*** Begin section ***
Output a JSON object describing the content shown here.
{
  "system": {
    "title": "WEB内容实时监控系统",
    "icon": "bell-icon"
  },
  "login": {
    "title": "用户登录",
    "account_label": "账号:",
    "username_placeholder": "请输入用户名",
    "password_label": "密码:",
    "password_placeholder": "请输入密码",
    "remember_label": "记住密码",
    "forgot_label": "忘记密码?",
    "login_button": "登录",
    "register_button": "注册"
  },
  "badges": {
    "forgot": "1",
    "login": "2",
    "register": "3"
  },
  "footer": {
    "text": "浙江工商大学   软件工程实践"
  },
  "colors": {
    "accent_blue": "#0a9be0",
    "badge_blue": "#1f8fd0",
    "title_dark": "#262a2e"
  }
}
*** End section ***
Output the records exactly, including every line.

[Exercise solution]:
Output a JSON object describing the content shown here.
{
  "system": {
    "title": "WEB内容实时监控系统",
    "icon": "bell-icon"
  },
  "login": {
    "title": "用户登录",
    "account_label": "账号:",
    "username_placeholder": "请输入用户名",
    "password_label": "密码:",
    "password_placeholder": "请输入密码",
    "remember_label": "记住密码",
    "forgot_label": "忘记密码?",
    "login_button": "登录",
    "register_button": "注册"
  },
  "badges": {
    "forgot": "1",
    "login": "2",
    "register": "3"
  },
  "footer": {
    "text": "浙江工商大学   软件工程实践"
  },
  "colors": {
    "accent_blue": "#0a9be0",
    "badge_blue": "#1f8fd0",
    "title_dark": "#262a2e"
  }
}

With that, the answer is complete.